■ What to work on
Apart from the pictures, output all of the records exactly.

=======

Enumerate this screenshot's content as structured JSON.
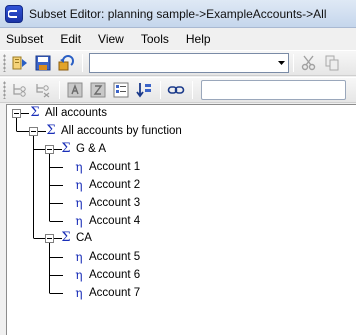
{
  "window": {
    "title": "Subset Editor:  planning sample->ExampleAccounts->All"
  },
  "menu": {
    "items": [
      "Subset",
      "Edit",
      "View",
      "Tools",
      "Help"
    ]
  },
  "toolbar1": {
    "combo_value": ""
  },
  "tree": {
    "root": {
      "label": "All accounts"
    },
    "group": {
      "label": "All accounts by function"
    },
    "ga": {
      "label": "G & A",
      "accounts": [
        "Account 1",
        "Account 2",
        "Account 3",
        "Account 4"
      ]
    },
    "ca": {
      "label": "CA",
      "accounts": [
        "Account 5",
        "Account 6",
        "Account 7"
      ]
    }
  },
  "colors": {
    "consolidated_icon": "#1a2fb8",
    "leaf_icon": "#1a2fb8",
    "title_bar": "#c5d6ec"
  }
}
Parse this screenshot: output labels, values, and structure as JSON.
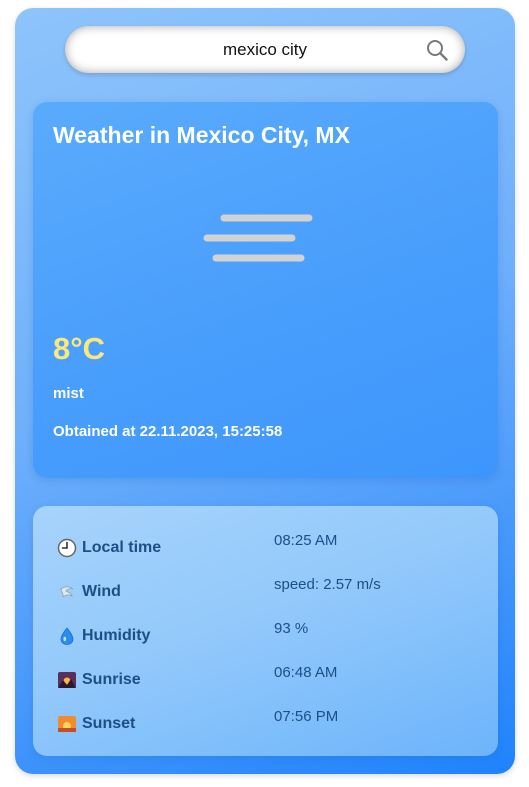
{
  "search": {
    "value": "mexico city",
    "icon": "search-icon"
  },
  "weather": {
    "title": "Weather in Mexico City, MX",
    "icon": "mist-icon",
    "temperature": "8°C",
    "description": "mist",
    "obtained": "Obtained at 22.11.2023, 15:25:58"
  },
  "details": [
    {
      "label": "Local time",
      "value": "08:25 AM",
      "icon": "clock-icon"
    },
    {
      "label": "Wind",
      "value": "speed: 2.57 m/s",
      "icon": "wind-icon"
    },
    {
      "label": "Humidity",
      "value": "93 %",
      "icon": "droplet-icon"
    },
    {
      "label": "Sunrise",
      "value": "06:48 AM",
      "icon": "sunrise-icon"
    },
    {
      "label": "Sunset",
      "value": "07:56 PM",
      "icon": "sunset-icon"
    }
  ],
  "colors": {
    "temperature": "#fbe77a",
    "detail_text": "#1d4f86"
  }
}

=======

■ Solution to this problem
Enumerate this screenshot's content as structured JSON.
{
  "window": {
    "title": "Subset Editor:  planning sample->ExampleAccounts->All"
  },
  "menu": {
    "items": [
      "Subset",
      "Edit",
      "View",
      "Tools",
      "Help"
    ]
  },
  "toolbar1": {
    "combo_value": ""
  },
  "tree": {
    "root": {
      "label": "All accounts"
    },
    "group": {
      "label": "All accounts by function"
    },
    "ga": {
      "label": "G & A",
      "accounts": [
        "Account 1",
        "Account 2",
        "Account 3",
        "Account 4"
      ]
    },
    "ca": {
      "label": "CA",
      "accounts": [
        "Account 5",
        "Account 6",
        "Account 7"
      ]
    }
  },
  "colors": {
    "consolidated_icon": "#1a2fb8",
    "leaf_icon": "#1a2fb8",
    "title_bar": "#c5d6ec"
  }
}
Parse this screenshot: output labels, values, and structure as JSON.
{
  "search": {
    "value": "mexico city",
    "icon": "search-icon"
  },
  "weather": {
    "title": "Weather in Mexico City, MX",
    "icon": "mist-icon",
    "temperature": "8°C",
    "description": "mist",
    "obtained": "Obtained at 22.11.2023, 15:25:58"
  },
  "details": [
    {
      "label": "Local time",
      "value": "08:25 AM",
      "icon": "clock-icon"
    },
    {
      "label": "Wind",
      "value": "speed: 2.57 m/s",
      "icon": "wind-icon"
    },
    {
      "label": "Humidity",
      "value": "93 %",
      "icon": "droplet-icon"
    },
    {
      "label": "Sunrise",
      "value": "06:48 AM",
      "icon": "sunrise-icon"
    },
    {
      "label": "Sunset",
      "value": "07:56 PM",
      "icon": "sunset-icon"
    }
  ],
  "colors": {
    "temperature": "#fbe77a",
    "detail_text": "#1d4f86"
  }
}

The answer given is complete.